The finished copy must match the records exactly, except that it contains no pictures.

[SUPPLIED RECORDS]:
*** Begin section ***
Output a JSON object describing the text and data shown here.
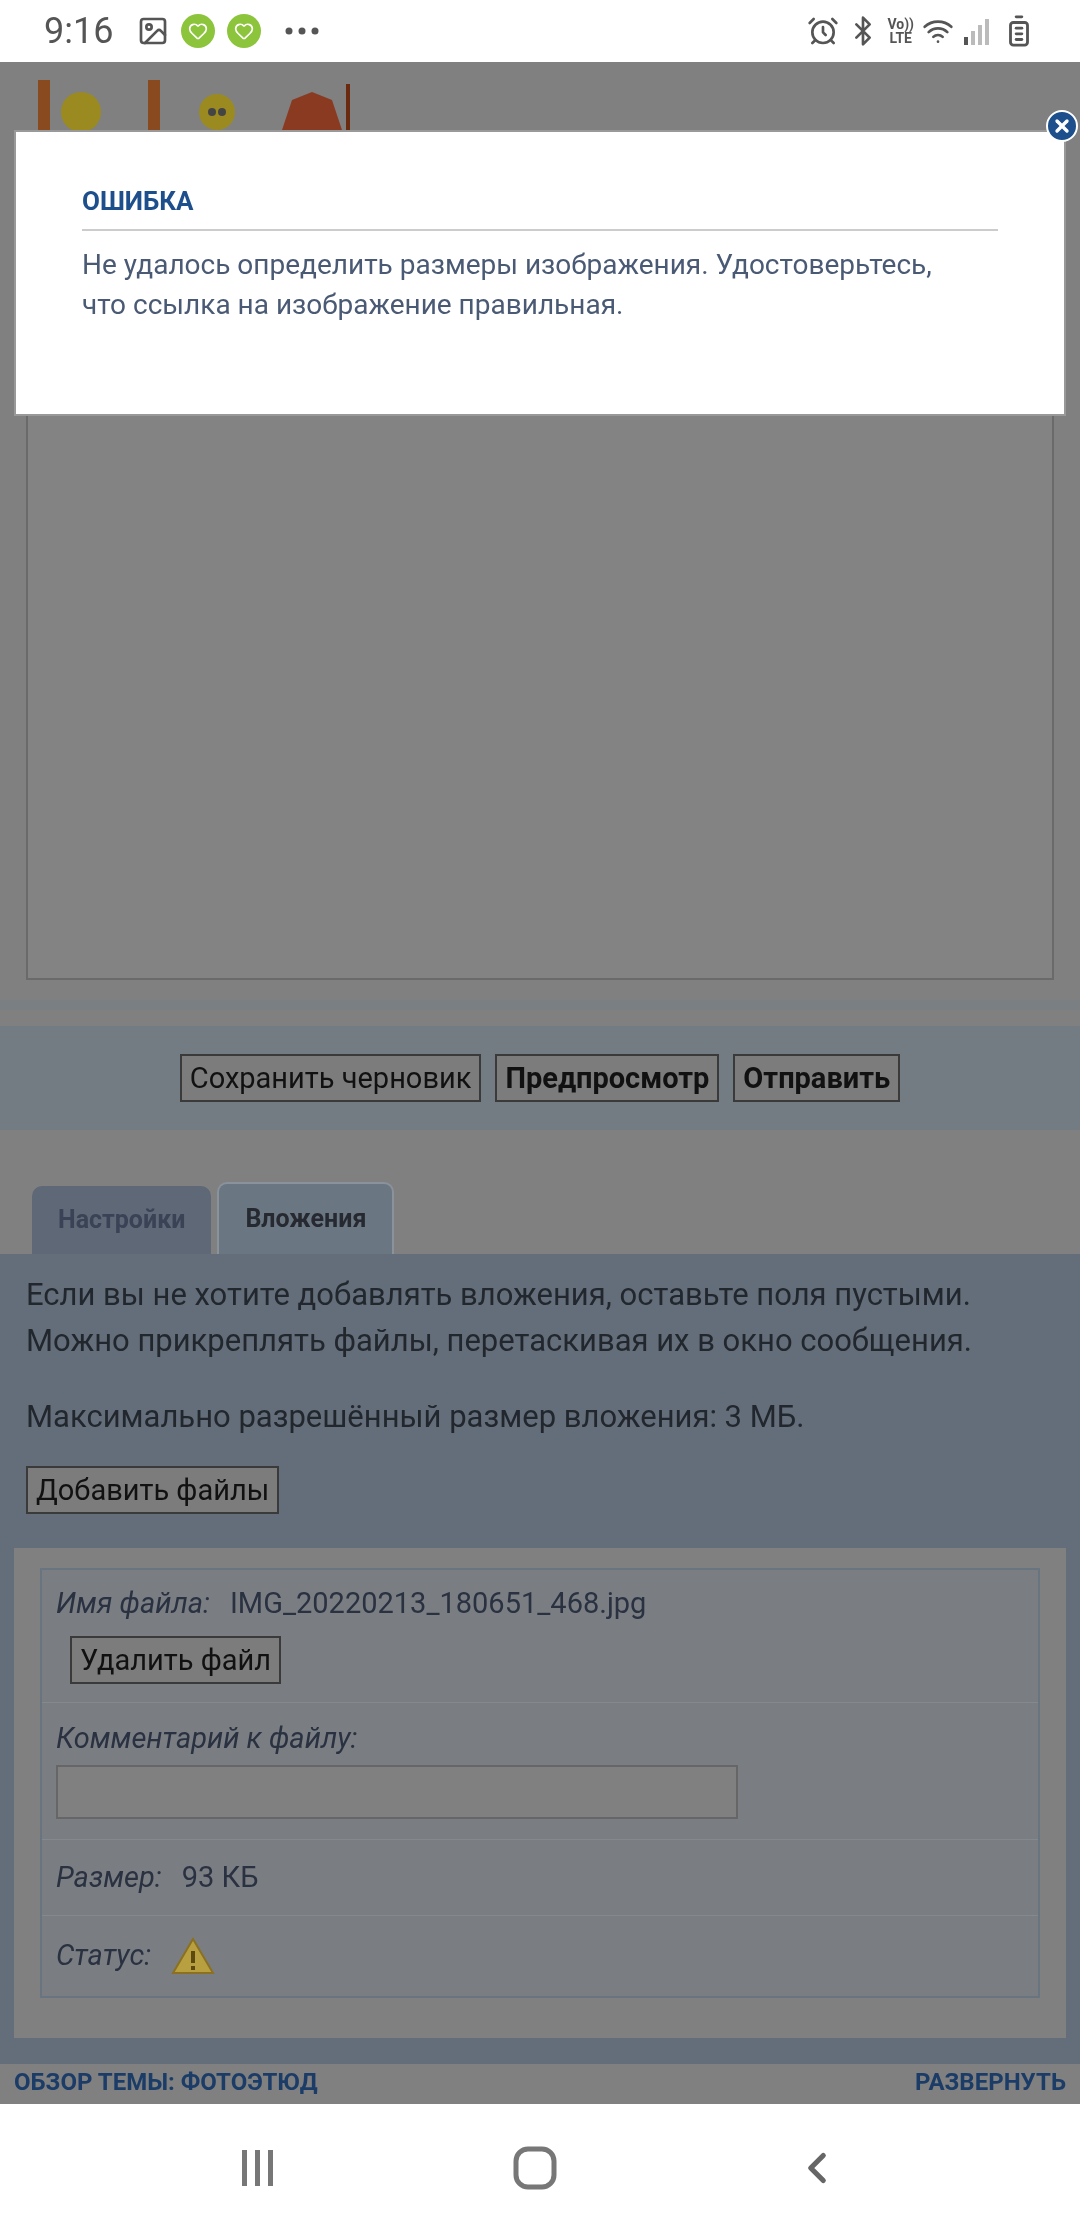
{
  "status_bar": {
    "time": "9:16",
    "network_label": "Vo))",
    "network_sub": "LTE"
  },
  "dialog": {
    "title": "ОШИБКА",
    "message": "Не удалось определить размеры изображения. Удостоверьтесь, что ссылка на изображение правильная."
  },
  "form_buttons": [
    {
      "label": "Сохранить черновик",
      "bold": false
    },
    {
      "label": "Предпросмотр",
      "bold": true
    },
    {
      "label": "Отправить",
      "bold": true
    }
  ],
  "tabs": [
    {
      "label": "Настройки",
      "selected": false
    },
    {
      "label": "Вложения",
      "selected": true
    }
  ],
  "attachments": {
    "info": [
      "Если вы не хотите добавлять вложения, оставьте поля пустыми.",
      "Можно прикреплять файлы, перетаскивая их в окно сообщения."
    ],
    "max_size": "Максимально разрешённый размер вложения: 3 МБ.",
    "add_button": "Добавить файлы",
    "file": {
      "name_label": "Имя файла:",
      "name": "IMG_20220213_180651_468.jpg",
      "delete_button": "Удалить файл",
      "comment_label": "Комментарий к файлу:",
      "size_label": "Размер:",
      "size": "93 КБ",
      "status_label": "Статус:"
    }
  },
  "topic_review": {
    "title": "ОБЗОР ТЕМЫ: ФОТОЭТЮД",
    "toggle": "РАЗВЕРНУТЬ"
  }
}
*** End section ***
[ANSWER BELOW]:
Output a JSON object describing the text and data shown here.
{
  "status_bar": {
    "time": "9:16",
    "network_label": "Vo))",
    "network_sub": "LTE"
  },
  "dialog": {
    "title": "ОШИБКА",
    "message": "Не удалось определить размеры изображения. Удостоверьтесь, что ссылка на изображение правильная."
  },
  "form_buttons": [
    {
      "label": "Сохранить черновик",
      "bold": false
    },
    {
      "label": "Предпросмотр",
      "bold": true
    },
    {
      "label": "Отправить",
      "bold": true
    }
  ],
  "tabs": [
    {
      "label": "Настройки",
      "selected": false
    },
    {
      "label": "Вложения",
      "selected": true
    }
  ],
  "attachments": {
    "info": [
      "Если вы не хотите добавлять вложения, оставьте поля пустыми.",
      "Можно прикреплять файлы, перетаскивая их в окно сообщения."
    ],
    "max_size": "Максимально разрешённый размер вложения: 3 МБ.",
    "add_button": "Добавить файлы",
    "file": {
      "name_label": "Имя файла:",
      "name": "IMG_20220213_180651_468.jpg",
      "delete_button": "Удалить файл",
      "comment_label": "Комментарий к файлу:",
      "size_label": "Размер:",
      "size": "93 КБ",
      "status_label": "Статус:"
    }
  },
  "topic_review": {
    "title": "ОБЗОР ТЕМЫ: ФОТОЭТЮД",
    "toggle": "РАЗВЕРНУТЬ"
  }
}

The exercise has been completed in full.